MERV Ratings, Rated
MERV 8: pollen, dust, dust mites, mold, and bacteria. It is not designed to capture PM2.5
MERV 11: pollen, dust, dust mites, mold, and bacteria and pet dander. MERV 11 captures some PM2.5
MERV 13: Pollen, dust, dust mites, mold, bacteria, and pet dander. Cooking oil smoke, smoke, smog, AND virus carriers. MERV 13 captures up ≥85% of PM2.5
You’ve probably also heard the term HEPA filter. High-efficiency particulate air (HEPA) is an efficiency standard. A HEPA air filter must remove more than 99% of PM2.5 particles from the air that passes through. Room-sized, stand-alone HEPA filters are hard to come by these days. The run on those was maybe not so bad as toilet paper or hand sanitizer, but stocks have been depleted.
To reduce or eliminate smoke, particulate matter, and droplet/aerosol virus load, you need filters with at least MERV-13. This will capture ≥85% PM2.5.
3 Approaches to Box Fan Air Filters
HEPA filters are expensive, and can be hard to find. It’s hard to confirm that a whole-building system is properly ventilated and/or filtered. So people have come up with some great and inexpensive solutions using box fans or other types of room fans. How well do they work? John Semmelhack, airflow whiz, uses one, and here’s a tweet about results in his house:
Three configurations seem to be working well:
MERV-13 filter taped to the face of the fan - source - Yale School of Public Health
MERV-13 filter ‘box’ sealed to the face of the fan - source: Yale School of Public Health
MERV-13 filter ‘box’ sealed to the face of the fan, with vertical outflow Comparetto Comfort Solutions
Fans not made for filters
The challenge with filters is they create a barrier between the fan and the room, slowing down the amount of air that gets delivered. Filters that are more tightly woven, catching more of the smaller PM2.5 also make it harder for air to pass through. This creates a decrease in air flow and a higher pressure drop.
So there are concerns about overheating the fan motor when you add a high-MERV filter. The pressure drop makes the fan work harder to push air through the fan. The tent and box versions reduce pressure drop by increasing the amount of filter surface area, decreasing the effect of air resistance. Bonus points: more filter surface area means you don’t have to replace the filters as often.
According to John Semmelhack (Think Little), a 2” thick MERV filter will be better for air flow than a 1” thick filter.

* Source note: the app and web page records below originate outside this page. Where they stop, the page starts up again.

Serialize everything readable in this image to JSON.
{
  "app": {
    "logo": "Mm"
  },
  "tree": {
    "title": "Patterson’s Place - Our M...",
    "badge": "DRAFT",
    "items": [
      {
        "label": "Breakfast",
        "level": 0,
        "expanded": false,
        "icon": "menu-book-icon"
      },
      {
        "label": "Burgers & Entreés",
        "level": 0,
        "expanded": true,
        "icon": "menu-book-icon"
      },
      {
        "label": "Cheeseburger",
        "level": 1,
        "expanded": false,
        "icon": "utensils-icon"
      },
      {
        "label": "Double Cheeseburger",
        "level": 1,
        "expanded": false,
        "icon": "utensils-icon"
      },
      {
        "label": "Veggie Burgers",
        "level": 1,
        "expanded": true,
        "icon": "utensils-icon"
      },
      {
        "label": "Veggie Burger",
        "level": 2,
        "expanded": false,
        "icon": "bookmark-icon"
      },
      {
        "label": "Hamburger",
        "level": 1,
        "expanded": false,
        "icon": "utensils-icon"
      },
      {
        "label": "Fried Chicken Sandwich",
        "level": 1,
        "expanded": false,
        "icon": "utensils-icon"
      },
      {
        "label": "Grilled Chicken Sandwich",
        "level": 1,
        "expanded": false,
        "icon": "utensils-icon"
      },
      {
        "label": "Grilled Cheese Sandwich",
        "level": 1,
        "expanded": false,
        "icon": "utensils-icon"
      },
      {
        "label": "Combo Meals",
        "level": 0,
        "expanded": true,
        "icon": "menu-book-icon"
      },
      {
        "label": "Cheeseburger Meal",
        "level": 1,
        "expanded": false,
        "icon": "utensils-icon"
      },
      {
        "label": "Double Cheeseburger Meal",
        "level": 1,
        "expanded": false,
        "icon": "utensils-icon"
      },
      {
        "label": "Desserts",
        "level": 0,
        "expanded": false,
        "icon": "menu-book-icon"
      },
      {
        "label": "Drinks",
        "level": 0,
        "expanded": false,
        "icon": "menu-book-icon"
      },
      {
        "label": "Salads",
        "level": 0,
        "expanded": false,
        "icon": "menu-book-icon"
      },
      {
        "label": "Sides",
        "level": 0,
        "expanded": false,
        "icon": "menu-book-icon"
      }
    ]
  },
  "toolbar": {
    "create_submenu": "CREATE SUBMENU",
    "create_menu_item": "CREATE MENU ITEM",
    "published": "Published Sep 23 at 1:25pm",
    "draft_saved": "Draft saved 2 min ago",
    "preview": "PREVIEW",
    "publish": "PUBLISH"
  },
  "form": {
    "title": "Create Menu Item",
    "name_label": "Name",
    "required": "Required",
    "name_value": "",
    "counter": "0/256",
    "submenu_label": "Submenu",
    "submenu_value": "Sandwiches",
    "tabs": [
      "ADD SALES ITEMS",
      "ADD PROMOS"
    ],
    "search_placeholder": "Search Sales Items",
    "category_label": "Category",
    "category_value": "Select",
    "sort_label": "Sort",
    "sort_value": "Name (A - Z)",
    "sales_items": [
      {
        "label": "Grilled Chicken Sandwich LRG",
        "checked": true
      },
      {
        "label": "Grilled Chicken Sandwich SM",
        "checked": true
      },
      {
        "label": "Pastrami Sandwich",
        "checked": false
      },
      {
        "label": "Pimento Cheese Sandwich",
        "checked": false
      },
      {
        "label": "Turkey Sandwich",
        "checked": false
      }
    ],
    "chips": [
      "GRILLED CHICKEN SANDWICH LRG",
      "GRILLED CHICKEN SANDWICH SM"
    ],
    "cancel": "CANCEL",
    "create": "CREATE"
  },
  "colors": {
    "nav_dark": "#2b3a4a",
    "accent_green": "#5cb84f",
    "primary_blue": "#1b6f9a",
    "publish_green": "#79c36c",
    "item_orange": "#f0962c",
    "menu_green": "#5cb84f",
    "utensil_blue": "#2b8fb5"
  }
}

Another tip found somewhere on Twitter: If your fan and filter sizes don’t match, use a piece of cardboard as an adapter plate.
Some Indoor Air Quality and Air Filter Resources
If you’re keen on graphic analysis, here’s a cool little app called AMID-RA from researchers out of Duke University, based on work by Dr. Shelly Miller (@ShellyMBoulder) and Dr. Jose-Luis Jimenez (@jljcolorado). The app can help estimate the risk of aerosol transmission of SARS-COV-2 in an indoor setting. The thing that you, the occupant, cannot know is the air exchange rate per hour, but you can see where it should be to lower the risk.
Harvard and CU Boulder have developed a portable air cleaner calculator for schools that compares portable air cleaners.
Find out more about some DIY air purifier tests and observations here.
Oh, and look, here’s another scholarly article showing the efficacy of masks in controlling aerosol particle emission. So filter your breathing to control outward emission, and filter the air to control what gets breathed in.
In-depth article comparing low-cost box filter devices to high-end dust collection systems for workshop systems - geek right out on all the details provided by Shop Hacks!
There are some folks who have been on top of aerosol transmission from the get-go. I read/listen to as much of their science-based work as possible to inform the content of Blue House Energy courses and blog posts that relates to indoor air quality, healthy buildings, and ventilation. Shout out all of the excellent research and outreach being done by people who have dedicated their lives to healthy buildings and people.
In no particular order, here are some of them by Twitter handle: